Jandy Nelson has me caring from page one:
This is how it all begins.
With Zephyr and Fry –reigning neighborhood sociopaths –torpedoing after me and the whole forest floor shaking under my feet as I blast through air, tree, this white-hot panic.
In these two sentences I come to know about care about Noah. Because he is running from bullies, I feel immediate sympathy for him. I smile at his voice, at his hyperbolic way of thinking, at his energetic, racing syntax. I also admire my first glimpse of Noah’s vivid way of viewing the world. If Nelson can do this in two sentences, imagine how much I, the reader, care about Noah by page 145 when Jude describes Noah’s new, non-painting personality as “death of the spirit”. I literally gasped. I felt the loss, because I’d been given a chance to feel what Jude was losing. I lost Noah with her.

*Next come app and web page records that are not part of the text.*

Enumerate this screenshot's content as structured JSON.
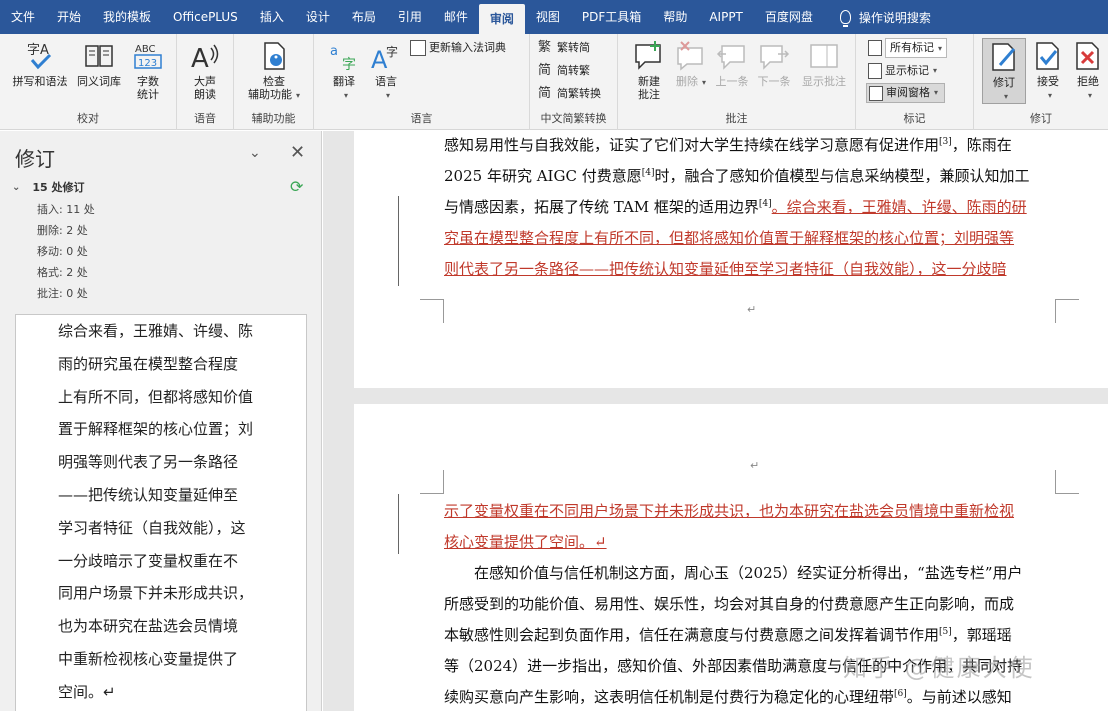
{
  "menu": {
    "items": [
      "文件",
      "开始",
      "我的模板",
      "OfficePLUS",
      "插入",
      "设计",
      "布局",
      "引用",
      "邮件",
      "审阅",
      "视图",
      "PDF工具箱",
      "帮助",
      "AIPPT",
      "百度网盘"
    ],
    "active": "审阅",
    "search_label": "操作说明搜索"
  },
  "ribbon": {
    "proofing": {
      "label": "校对",
      "spelling": "拼写和语法",
      "thesaurus": "同义词库",
      "wordcount_1": "字数",
      "wordcount_2": "统计"
    },
    "speech": {
      "label": "语音",
      "read_1": "大声",
      "read_2": "朗读"
    },
    "accessibility": {
      "label": "辅助功能",
      "check_1": "检查",
      "check_2": "辅助功能"
    },
    "language": {
      "label": "语言",
      "translate": "翻译",
      "language": "语言",
      "update_ime": "更新输入法词典"
    },
    "chinese": {
      "label": "中文简繁转换",
      "to_trad": "繁转简",
      "to_simp": "简转繁",
      "convert": "简繁转换"
    },
    "comments": {
      "label": "批注",
      "new_1": "新建",
      "new_2": "批注",
      "delete": "删除",
      "prev": "上一条",
      "next": "下一条",
      "show": "显示批注"
    },
    "tracking": {
      "label": "标记",
      "markup_select": "所有标记",
      "show_markup": "显示标记",
      "review_pane": "审阅窗格"
    },
    "revisions": {
      "label": "修订",
      "track": "修订",
      "accept": "接受",
      "reject": "拒绝"
    }
  },
  "sidebar": {
    "title": "修订",
    "summary": "15 处修订",
    "stats": [
      "插入: 11 处",
      "删除: 2 处",
      "移动: 0 处",
      "格式: 2 处",
      "批注: 0 处"
    ],
    "card_lines": [
      "综合来看，王雅婧、许缦、陈",
      "雨的研究虽在模型整合程度",
      "上有所不同，但都将感知价值",
      "置于解释框架的核心位置；刘",
      "明强等则代表了另一条路径",
      "——把传统认知变量延伸至",
      "学习者特征（自我效能），这",
      "一分歧暗示了变量权重在不",
      "同用户场景下并未形成共识，",
      "也为本研究在盐选会员情境",
      "中重新检视核心变量提供了",
      "空间。↵"
    ]
  },
  "document": {
    "page1_lines": [
      {
        "text": "感知易用性与自我效能，证实了它们对大学生持续在线学习意愿有促进作用",
        "sup": "[3]",
        "after": "，陈雨在",
        "rev": false
      },
      {
        "text": "2025 年研究 AIGC 付费意愿",
        "sup": "[4]",
        "after": "时，融合了感知价值模型与信息采纳模型，兼顾认知加工",
        "rev": false
      },
      {
        "text": "与情感因素，拓展了传统 TAM 框架的适用边界",
        "sup": "[4]",
        "after": "。综合来看，王雅婧、许缦、陈雨的研",
        "rev": false,
        "rev_start": true
      },
      {
        "text": "究虽在模型整合程度上有所不同，但都将感知价值置于解释框架的核心位置；刘明强等",
        "sup": "",
        "after": "",
        "rev": true
      },
      {
        "text": "则代表了另一条路径——把传统认知变量延伸至学习者特征（自我效能），这一分歧暗",
        "sup": "",
        "after": "",
        "rev": true
      }
    ],
    "page2_lines": [
      {
        "text": "示了变量权重在不同用户场景下并未形成共识，也为本研究在盐选会员情境中重新检视",
        "sup": "",
        "after": "",
        "rev": true
      },
      {
        "text": "核心变量提供了空间。↵",
        "sup": "",
        "after": "",
        "rev": true
      },
      {
        "text": "　　在感知价值与信任机制这方面，周心玉（2025）经实证分析得出，“盐选专栏”用户",
        "sup": "",
        "after": "",
        "rev": false
      },
      {
        "text": "所感受到的功能价值、易用性、娱乐性，均会对其自身的付费意愿产生正向影响，而成",
        "sup": "",
        "after": "",
        "rev": false
      },
      {
        "text": "本敏感性则会起到负面作用，信任在满意度与付费意愿之间发挥着调节作用",
        "sup": "[5]",
        "after": "，郭瑶瑶",
        "rev": false
      },
      {
        "text": "等（2024）进一步指出，感知价值、外部因素借助满意度与信任的中介作用，共同对持",
        "sup": "",
        "after": "",
        "rev": false
      },
      {
        "text": "续购买意向产生影响，这表明信任机制是付费行为稳定化的心理纽带",
        "sup": "[6]",
        "after": "。与前述以感知",
        "rev": false
      }
    ],
    "watermark": "知乎 @健康大使"
  }
}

The Readers’ Job
In one of the final scene of Nameless Novel, one character basically explains the meaning of the entire book, over the course of eight pages. No fair. A book is supposed to be an interaction between the reader and the text. It’s the author’s job to put a story out there. It’s the readers job to react to it. No fair kicking the reader out and taking over that role. A significant thematic line or two placed appropriately? Okay. But eight pages. It kicks me right out of the story because I have no more thinking to do. And, frankly, it feels disingenuous because in reality nobody shows up to explain the meaning of life.
To be fair, even Nelson dallies with the temptation to moralize at the end of I’ll Give You the Sun, but at least her thematic lines are tied to in-scene action. It’s a little much when Jude rambles on about how maybe we are accumulating new selves all the time, but this is so incredibly overshadowed by action-action-action at all the climactic moments. Jude saws the NoahandJude statue in half. Oscar tackles Noah. Guillermo realizes Dianna is Jude’s mother –not because someone tells him – but because he sees the studies for her statue. This is a novel of secrets revealed, but they are never just disclosed from one character to another, they are revealed through action every time.

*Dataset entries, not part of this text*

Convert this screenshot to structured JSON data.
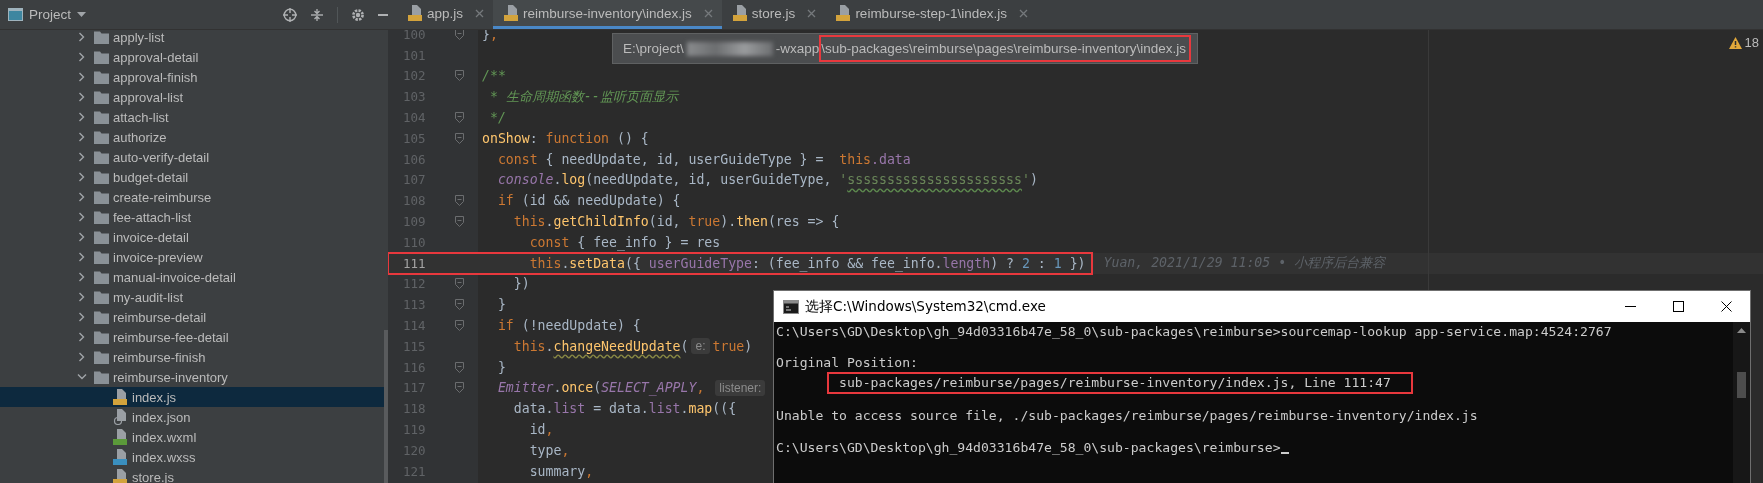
{
  "project_panel": {
    "title": "Project",
    "items": [
      {
        "label": "apply-list",
        "kind": "folder",
        "expanded": false,
        "selected": false
      },
      {
        "label": "approval-detail",
        "kind": "folder",
        "expanded": false,
        "selected": false
      },
      {
        "label": "approval-finish",
        "kind": "folder",
        "expanded": false,
        "selected": false
      },
      {
        "label": "approval-list",
        "kind": "folder",
        "expanded": false,
        "selected": false
      },
      {
        "label": "attach-list",
        "kind": "folder",
        "expanded": false,
        "selected": false
      },
      {
        "label": "authorize",
        "kind": "folder",
        "expanded": false,
        "selected": false
      },
      {
        "label": "auto-verify-detail",
        "kind": "folder",
        "expanded": false,
        "selected": false
      },
      {
        "label": "budget-detail",
        "kind": "folder",
        "expanded": false,
        "selected": false
      },
      {
        "label": "create-reimburse",
        "kind": "folder",
        "expanded": false,
        "selected": false
      },
      {
        "label": "fee-attach-list",
        "kind": "folder",
        "expanded": false,
        "selected": false
      },
      {
        "label": "invoice-detail",
        "kind": "folder",
        "expanded": false,
        "selected": false
      },
      {
        "label": "invoice-preview",
        "kind": "folder",
        "expanded": false,
        "selected": false
      },
      {
        "label": "manual-invoice-detail",
        "kind": "folder",
        "expanded": false,
        "selected": false
      },
      {
        "label": "my-audit-list",
        "kind": "folder",
        "expanded": false,
        "selected": false
      },
      {
        "label": "reimburse-detail",
        "kind": "folder",
        "expanded": false,
        "selected": false
      },
      {
        "label": "reimburse-fee-detail",
        "kind": "folder",
        "expanded": false,
        "selected": false
      },
      {
        "label": "reimburse-finish",
        "kind": "folder",
        "expanded": false,
        "selected": false
      },
      {
        "label": "reimburse-inventory",
        "kind": "folder",
        "expanded": true,
        "selected": false,
        "children": [
          {
            "label": "index.js",
            "kind": "js",
            "selected": true
          },
          {
            "label": "index.json",
            "kind": "json",
            "selected": false
          },
          {
            "label": "index.wxml",
            "kind": "wxml",
            "selected": false
          },
          {
            "label": "index.wxss",
            "kind": "wxss",
            "selected": false
          },
          {
            "label": "store.js",
            "kind": "js",
            "selected": false
          }
        ]
      }
    ]
  },
  "tabs": [
    {
      "label": "app.js",
      "selected": false
    },
    {
      "label": "reimburse-inventory\\index.js",
      "selected": true
    },
    {
      "label": "store.js",
      "selected": false
    },
    {
      "label": "reimburse-step-1\\index.js",
      "selected": false
    }
  ],
  "editor": {
    "tooltip": {
      "prefix": "E:\\project\\",
      "suffix": "-wxapp",
      "highlighted_path": "\\sub-packages\\reimburse\\pages\\reimburse-inventory\\index.js"
    },
    "warning_count": "18",
    "lines": [
      {
        "number": "100",
        "fold": true,
        "highlighted": false,
        "tokens": [
          {
            "kind": "plain",
            "text": "}"
          },
          {
            "kind": "keyword",
            "text": ","
          }
        ]
      },
      {
        "number": "101",
        "fold": false,
        "highlighted": false
      },
      {
        "number": "102",
        "fold": true,
        "highlighted": false,
        "tokens": [
          {
            "kind": "doc",
            "text": "/**"
          }
        ]
      },
      {
        "number": "103",
        "fold": false,
        "highlighted": false,
        "tokens": [
          {
            "kind": "doc",
            "text": " * 生命周期函数--监听页面显示"
          }
        ]
      },
      {
        "number": "104",
        "fold": true,
        "highlighted": false,
        "tokens": [
          {
            "kind": "doc",
            "text": " */"
          }
        ]
      },
      {
        "number": "105",
        "fold": true,
        "highlighted": false,
        "tokens": [
          {
            "kind": "method",
            "text": "onShow"
          },
          {
            "kind": "plain",
            "text": ": "
          },
          {
            "kind": "keyword",
            "text": "function"
          },
          {
            "kind": "plain",
            "text": " () {"
          }
        ]
      },
      {
        "number": "106",
        "fold": false,
        "highlighted": false,
        "tokens": [
          {
            "kind": "keyword",
            "text": "  const"
          },
          {
            "kind": "plain",
            "text": " { needUpdate, id, userGuideType } =  "
          },
          {
            "kind": "keyword",
            "text": "this"
          },
          {
            "kind": "field",
            "text": ".data"
          }
        ]
      },
      {
        "number": "107",
        "fold": false,
        "highlighted": false,
        "tokens": [
          {
            "kind": "global",
            "text": "  console"
          },
          {
            "kind": "plain",
            "text": "."
          },
          {
            "kind": "method",
            "text": "log"
          },
          {
            "kind": "plain",
            "text": "(needUpdate, id, userGuideType, "
          },
          {
            "kind": "string",
            "text": "'"
          },
          {
            "kind": "misspelled",
            "text": "ssssssssssssssssssssss"
          },
          {
            "kind": "string",
            "text": "'"
          },
          {
            "kind": "plain",
            "text": ")"
          }
        ]
      },
      {
        "number": "108",
        "fold": true,
        "highlighted": false,
        "tokens": [
          {
            "kind": "keyword",
            "text": "  if"
          },
          {
            "kind": "plain",
            "text": " (id && needUpdate) {"
          }
        ]
      },
      {
        "number": "109",
        "fold": true,
        "highlighted": false,
        "tokens": [
          {
            "kind": "keyword",
            "text": "    this"
          },
          {
            "kind": "plain",
            "text": "."
          },
          {
            "kind": "method",
            "text": "getChildInfo"
          },
          {
            "kind": "plain",
            "text": "(id, "
          },
          {
            "kind": "keyword",
            "text": "true"
          },
          {
            "kind": "plain",
            "text": ")."
          },
          {
            "kind": "method",
            "text": "then"
          },
          {
            "kind": "plain",
            "text": "(res => {"
          }
        ]
      },
      {
        "number": "110",
        "fold": false,
        "highlighted": false,
        "tokens": [
          {
            "kind": "keyword",
            "text": "      const"
          },
          {
            "kind": "plain",
            "text": " { fee_info } = res"
          }
        ]
      },
      {
        "number": "111",
        "fold": false,
        "highlighted": true,
        "blame": "Yuan, 2021/1/29 11:05 • 小程序后台兼容",
        "tokens": [
          {
            "kind": "keyword",
            "text": "      this"
          },
          {
            "kind": "plain",
            "text": "."
          },
          {
            "kind": "method",
            "text": "setData"
          },
          {
            "kind": "plain",
            "text": "({ "
          },
          {
            "kind": "field",
            "text": "userGuideType"
          },
          {
            "kind": "plain",
            "text": ": (fee_info && fee_info."
          },
          {
            "kind": "field",
            "text": "length"
          },
          {
            "kind": "plain",
            "text": ") ? "
          },
          {
            "kind": "number",
            "text": "2"
          },
          {
            "kind": "plain",
            "text": " : "
          },
          {
            "kind": "number",
            "text": "1"
          },
          {
            "kind": "plain",
            "text": " })"
          }
        ]
      },
      {
        "number": "112",
        "fold": true,
        "highlighted": false,
        "tokens": [
          {
            "kind": "plain",
            "text": "    })"
          }
        ]
      },
      {
        "number": "113",
        "fold": true,
        "highlighted": false,
        "tokens": [
          {
            "kind": "plain",
            "text": "  }"
          }
        ]
      },
      {
        "number": "114",
        "fold": true,
        "highlighted": false,
        "tokens": [
          {
            "kind": "keyword",
            "text": "  if"
          },
          {
            "kind": "plain",
            "text": " (!needUpdate) {"
          }
        ]
      },
      {
        "number": "115",
        "fold": false,
        "highlighted": false,
        "tokens": [
          {
            "kind": "keyword",
            "text": "    this"
          },
          {
            "kind": "plain",
            "text": "."
          },
          {
            "kind": "flagged",
            "text": "changeNeedUpdate"
          },
          {
            "kind": "plain",
            "text": "("
          },
          {
            "kind": "hint",
            "text": "e:"
          },
          {
            "kind": "keyword",
            "text": "true"
          },
          {
            "kind": "plain",
            "text": ")"
          }
        ]
      },
      {
        "number": "116",
        "fold": true,
        "highlighted": false,
        "tokens": [
          {
            "kind": "plain",
            "text": "  }"
          }
        ]
      },
      {
        "number": "117",
        "fold": true,
        "highlighted": false,
        "tokens": [
          {
            "kind": "global",
            "text": "  Emitter"
          },
          {
            "kind": "plain",
            "text": "."
          },
          {
            "kind": "method",
            "text": "once"
          },
          {
            "kind": "plain",
            "text": "("
          },
          {
            "kind": "global",
            "text": "SELECT_APPLY"
          },
          {
            "kind": "keyword",
            "text": ", "
          },
          {
            "kind": "hint",
            "text": "listener:"
          }
        ]
      },
      {
        "number": "118",
        "fold": false,
        "highlighted": false,
        "tokens": [
          {
            "kind": "plain",
            "text": "    data."
          },
          {
            "kind": "field",
            "text": "list"
          },
          {
            "kind": "plain",
            "text": " = data."
          },
          {
            "kind": "field",
            "text": "list"
          },
          {
            "kind": "plain",
            "text": "."
          },
          {
            "kind": "method",
            "text": "map"
          },
          {
            "kind": "plain",
            "text": "(({"
          }
        ]
      },
      {
        "number": "119",
        "fold": false,
        "highlighted": false,
        "tokens": [
          {
            "kind": "plain",
            "text": "      id"
          },
          {
            "kind": "keyword",
            "text": ","
          }
        ]
      },
      {
        "number": "120",
        "fold": false,
        "highlighted": false,
        "tokens": [
          {
            "kind": "plain",
            "text": "      type"
          },
          {
            "kind": "keyword",
            "text": ","
          }
        ]
      },
      {
        "number": "121",
        "fold": false,
        "highlighted": false,
        "tokens": [
          {
            "kind": "plain",
            "text": "      summary"
          },
          {
            "kind": "keyword",
            "text": ","
          }
        ]
      }
    ]
  },
  "console_window": {
    "title": "选择C:\\Windows\\System32\\cmd.exe",
    "lines": [
      {
        "kind": "command",
        "highlighted": false,
        "text": "C:\\Users\\GD\\Desktop\\gh_94d03316b47e_58_0\\sub-packages\\reimburse>sourcemap-lookup app-service.map:4524:2767"
      },
      {
        "kind": "blank"
      },
      {
        "kind": "output",
        "highlighted": false,
        "text": "Original Position:"
      },
      {
        "kind": "location",
        "highlighted": true,
        "text": "sub-packages/reimburse/pages/reimburse-inventory/index.js, Line 111:47"
      },
      {
        "kind": "blank"
      },
      {
        "kind": "output",
        "highlighted": false,
        "text": "Unable to access source file, ./sub-packages/reimburse/pages/reimburse-inventory/index.js"
      },
      {
        "kind": "blank"
      },
      {
        "kind": "prompt",
        "highlighted": false,
        "text": "C:\\Users\\GD\\Desktop\\gh_94d03316b47e_58_0\\sub-packages\\reimburse>"
      }
    ]
  }
}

I hoped by exploring the contrast between these writers’ approaches I would be able to arrive at some general principle of novel writing that embodies all four of these writing musts:
• Staging characters’ essential discoveries through action achieves the integrity at the core of why we write in the first place.

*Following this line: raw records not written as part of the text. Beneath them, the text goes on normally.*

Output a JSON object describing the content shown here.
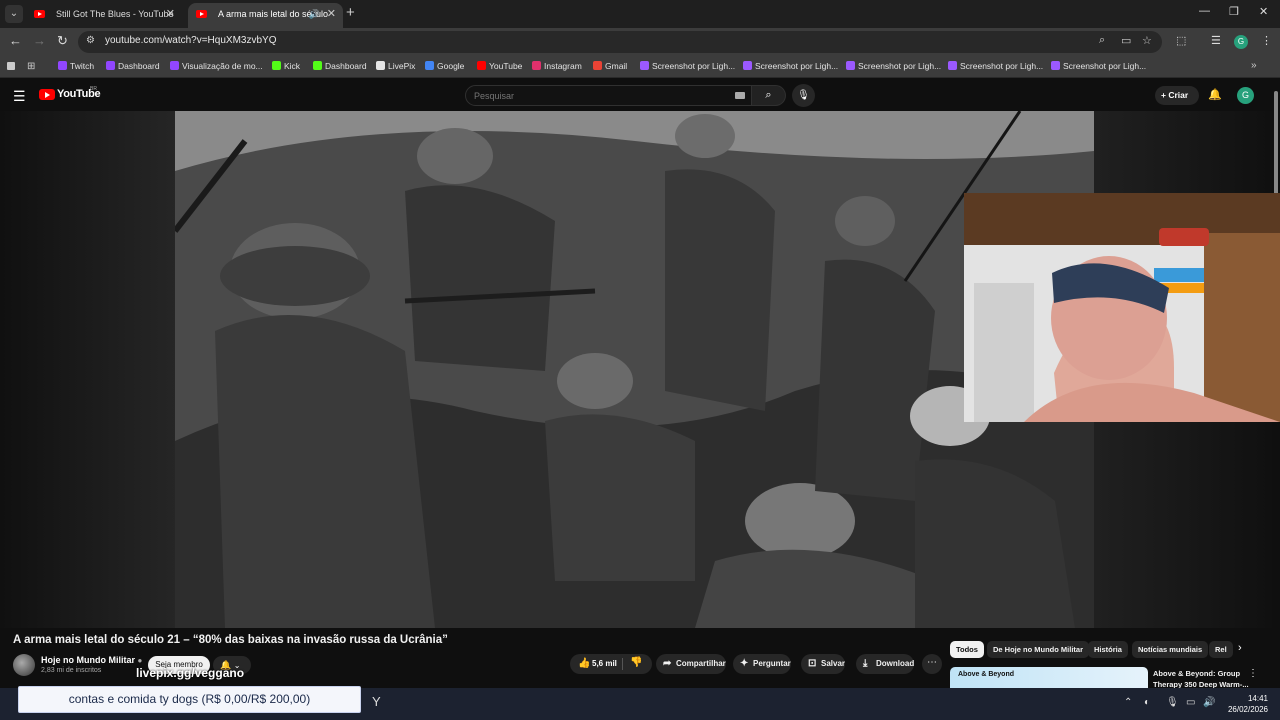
{
  "browser": {
    "tabs": [
      {
        "title": "Still Got The Blues - YouTube",
        "active": false
      },
      {
        "title": "A arma mais letal do século",
        "active": true
      }
    ],
    "url": "youtube.com/watch?v=HquXM3zvbYQ",
    "bookmarks": [
      {
        "label": "Twitch",
        "color": "#9146ff"
      },
      {
        "label": "Dashboard",
        "color": "#9146ff"
      },
      {
        "label": "Visualização de mo...",
        "color": "#9146ff"
      },
      {
        "label": "Kick",
        "color": "#53fc18"
      },
      {
        "label": "Dashboard",
        "color": "#53fc18"
      },
      {
        "label": "LivePix",
        "color": "#e6e6e6"
      },
      {
        "label": "Google",
        "color": "#4285f4"
      },
      {
        "label": "YouTube",
        "color": "#ff0000"
      },
      {
        "label": "Instagram",
        "color": "#e1306c"
      },
      {
        "label": "Gmail",
        "color": "#ea4335"
      },
      {
        "label": "Screenshot por Ligh...",
        "color": "#9b59ff"
      },
      {
        "label": "Screenshot por Ligh...",
        "color": "#9b59ff"
      },
      {
        "label": "Screenshot por Ligh...",
        "color": "#9b59ff"
      },
      {
        "label": "Screenshot por Ligh...",
        "color": "#9b59ff"
      },
      {
        "label": "Screenshot por Ligh...",
        "color": "#9b59ff"
      }
    ],
    "profile_initial": "G"
  },
  "youtube": {
    "logo_text": "YouTube",
    "region": "BR",
    "search_placeholder": "Pesquisar",
    "create_label": "Criar",
    "avatar_initial": "G"
  },
  "video": {
    "title": "A arma mais letal do século 21 – “80% das baixas na invasão russa da Ucrânia”",
    "channel": "Hoje no Mundo Militar",
    "subscribers": "2,83 mi de inscritos",
    "member_label": "Seja membro",
    "likes": "5,6 mil",
    "actions": {
      "share": "Compartilhar",
      "ask": "Perguntar",
      "save": "Salvar",
      "download": "Download"
    }
  },
  "filter_chips": [
    "Todos",
    "De Hoje no Mundo Militar",
    "História",
    "Notícias mundiais",
    "Rel"
  ],
  "recommendation": {
    "thumb_brand": "Above & Beyond",
    "title": "Above & Beyond: Group Therapy 350 Deep Warm-..."
  },
  "overlay": {
    "livepix": "livepix.gg/veggano",
    "donation": "contas e comida ty dogs (R$ 0,00/R$ 200,00)"
  },
  "taskbar": {
    "time": "14:41",
    "date": "26/02/2026"
  }
}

• Heading directly into the messiest moments at the emotional core of the material results in radically true, reader-changing moments.
• Slowing down and spending the time to develop characters who need each other raises the stakes, heightening the moments when we lose them.
• If you do these things, there won’t be any need for you to explain your book’s meaning in the final chapters because your readers will have lived it.
I think all of this can be summarize by some of the most powerful words a writing teacher ever shared with me. Editor Patti Lee Gauch often says, “Go far enough.” I’ll Give You the Sun is a prime example of a writer going far enough.